After the excitement of the cycling, we settled down to what we were sure would be an Arsenal win. Frankly, as AVFC fans we were bound to support whoever played against the Blues, our arch-rivals. The Blues got a goal against the run of play, in the 28th minute. Arsenal equalised 11 minutes later with a terrific goal from Robin Van Persie who was later to retire with a knee injury.

During the second half, Arsenal had their chances but couldn’t convert any of  them. In 89th minute, a miscleared ball by the Arsenal defence gifted the winner to the Blues. Truly, it really was one of those balls from which even your granny would have scored.  Unbelievably, our bitterest rivals, who had knocked us out of the competition, had won and will be playing in Europa League next season. On the one hand, it’s good to see the underdog win but why couldn’t it have been us last season against Chelsea?

Divine intervention

I was saddened this week to learn of the untimely death of Aldo Sassi, one of the most reputable cycling trainers, based at the Mapei Centre in Varese. It was he who had worked with Cadel Evans to lift the rainbow jersey in 2009 and had assisted Ivan Basso in his quest for an untainted maglia rosa.

I had recently read an interesting article on his training methods which are markedly similar to those of my own trainer.  Sassi worked initially from the VO2 max and power output at the rider’s anaerobic threshold. From this he built a training programme based on a 3-day algorithm:

  • Day 1 – strength and resistance training on hills
  • Day 2 – anaerobic threshold work
  • Day 3 – long rides with climbs

Additionally, Sassi believed in a rider’s clear commitment to goals which needed to be shared with and understood by his team. Lastly, he believed that mental and inner strength were the all-important factors.

He likened a cyclist to  Formula 1 saying that while a rider has certain physiological attributes, “if you only have the driver and no car you cannot win. You have to have the driver as well as the car. Some might try to show that if you have a good driver you could still win with a bad car. This is not true in cycling. You have to be able to produce 6 watts per kilogram on the climbs or you will eventually lose.”

Sassi was recently criticized for working with Riccardo Ricco. Frankly, I thought, given Sassi’s sterling reputation, it was a stroke of genius on Ricco’s part to commit to working with him. Sassi said ” I think I made a good choice in selecting Riccardo Ricco. I am sure of it. He has the motor, the car, but the driver is not completely there. I am going to help him build his mental strength and self-belief.” Sassi is to be lauded, Ricco has paid the price and, like everyone, deserves a second chance.

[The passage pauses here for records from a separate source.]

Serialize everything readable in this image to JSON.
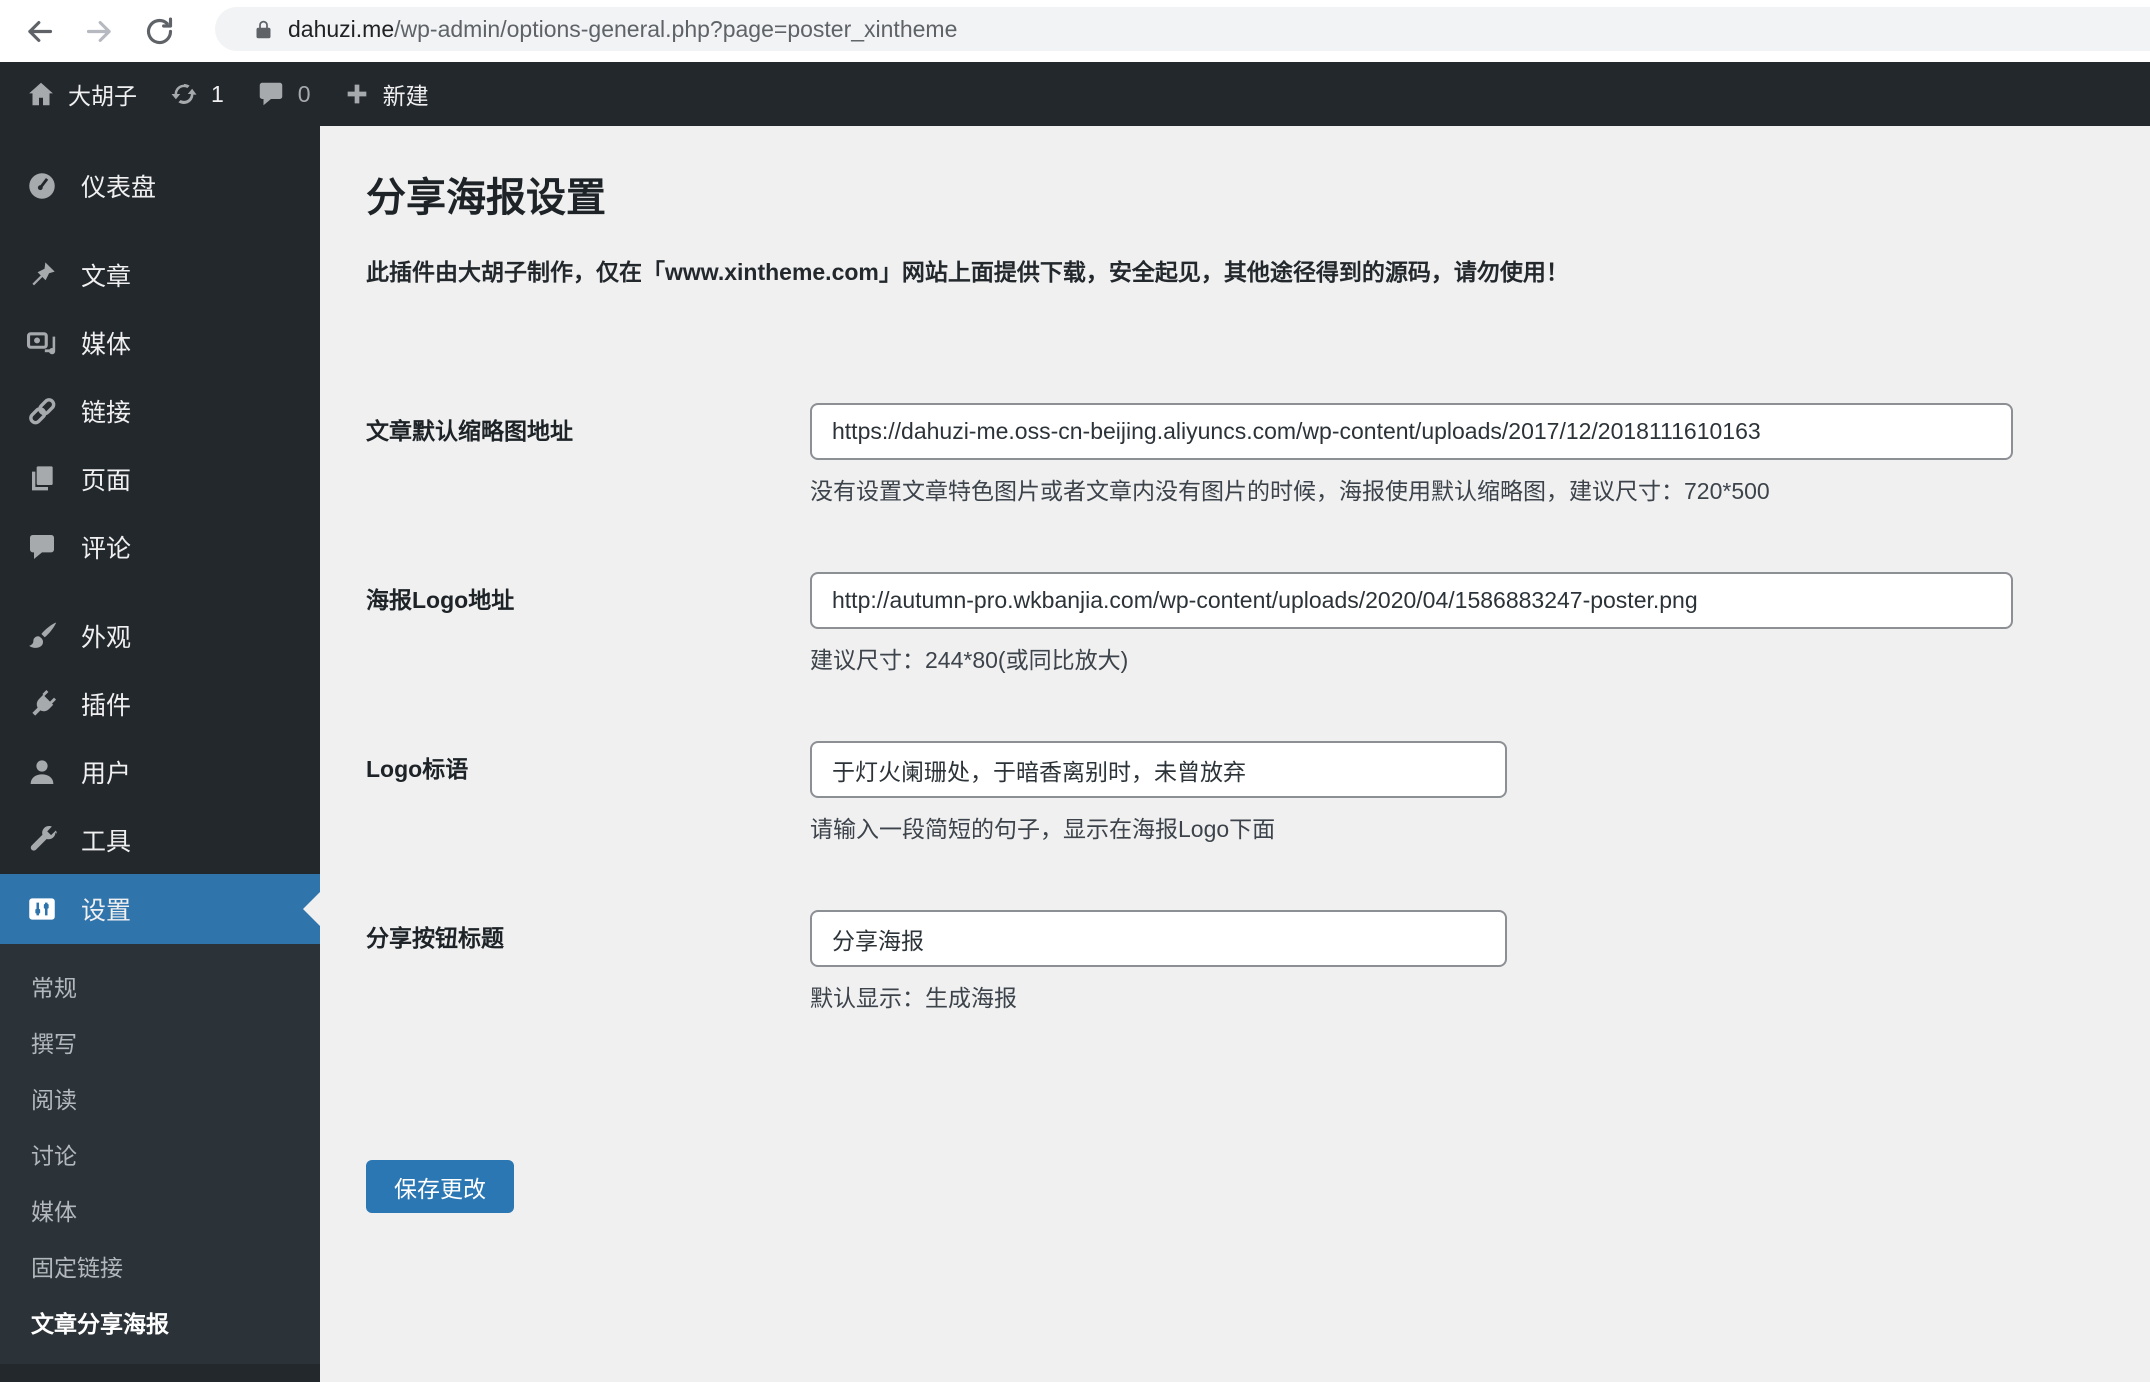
{
  "browser": {
    "url_domain": "dahuzi.me",
    "url_path": "/wp-admin/options-general.php?page=poster_xintheme"
  },
  "admin_bar": {
    "site_name": "大胡子",
    "update_count": "1",
    "comment_count": "0",
    "new_label": "新建"
  },
  "sidebar": {
    "items": [
      {
        "label": "仪表盘",
        "icon": "dashboard-icon"
      },
      {
        "label": "文章",
        "icon": "pin-icon"
      },
      {
        "label": "媒体",
        "icon": "media-icon"
      },
      {
        "label": "链接",
        "icon": "link-icon"
      },
      {
        "label": "页面",
        "icon": "pages-icon"
      },
      {
        "label": "评论",
        "icon": "comments-icon"
      },
      {
        "label": "外观",
        "icon": "brush-icon"
      },
      {
        "label": "插件",
        "icon": "plugin-icon"
      },
      {
        "label": "用户",
        "icon": "users-icon"
      },
      {
        "label": "工具",
        "icon": "tools-icon"
      },
      {
        "label": "设置",
        "icon": "settings-icon",
        "active": true
      }
    ],
    "submenu": [
      "常规",
      "撰写",
      "阅读",
      "讨论",
      "媒体",
      "固定链接",
      "文章分享海报"
    ],
    "active_submenu": "文章分享海报"
  },
  "main": {
    "title": "分享海报设置",
    "notice": "此插件由大胡子制作，仅在「www.xintheme.com」网站上面提供下载，安全起见，其他途径得到的源码，请勿使用！",
    "fields": [
      {
        "label": "文章默认缩略图地址",
        "value": "https://dahuzi-me.oss-cn-beijing.aliyuncs.com/wp-content/uploads/2017/12/2018111610163",
        "help": "没有设置文章特色图片或者文章内没有图片的时候，海报使用默认缩略图，建议尺寸：720*500"
      },
      {
        "label": "海报Logo地址",
        "value": "http://autumn-pro.wkbanjia.com/wp-content/uploads/2020/04/1586883247-poster.png",
        "help": "建议尺寸：244*80(或同比放大)"
      },
      {
        "label": "Logo标语",
        "value": "于灯火阑珊处，于暗香离别时，未曾放弃",
        "help": "请输入一段简短的句子，显示在海报Logo下面"
      },
      {
        "label": "分享按钮标题",
        "value": "分享海报",
        "help": "默认显示：生成海报"
      }
    ],
    "save_label": "保存更改"
  },
  "colors": {
    "admin_dark": "#23282d",
    "submenu_bg": "#2c3338",
    "active_blue": "#3074ac",
    "button_blue": "#2b77b3",
    "content_bg": "#f0f0f1"
  }
}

If  it was left to Pat McQuaid, UCI President, he wouldn’t, however, be getting a second chance. McQuaid was quoted in L’Equipe this week as saying if he were a team manager, he wouldn’t hire Ricco. I suspect that Vacansoleil have hired Ricco because he will garner them plenty of points in the all-new UCI ranking system and help them stay in the sport’s first division. Remember, Mr McQuaid “what gets measured is what gets done”.

I’ve already blogged on this very topic but frankly it’s hard to support a system that seems to drive away rather than attract sponsors. It’s even hard to get sponsors to commit if you can’t guarantee inclusion at the world’s best races. Pegasus Cycling recently lost a sponsor but have fortunately been saved at the nth moment by another. Rumours abounded that Geox, both a new sponsor and a global brand, might pull out after being excluded from the first division, despite ranking ahead of teams that have been included.

This problem has been best articulated (IMHO) by Jonathan Vaughters in his blog on the cyclingnews.com website entitled “The Geox Paradox” where he highlights the current issues in sponsorship. This man knows what he’s talking about, you cannot say that of everyone involved in the sport.

My deepest sympathy goes to Aldo Sassi’s family, friends, clients  and colleagues: the world of cycling has suffered a grave loss.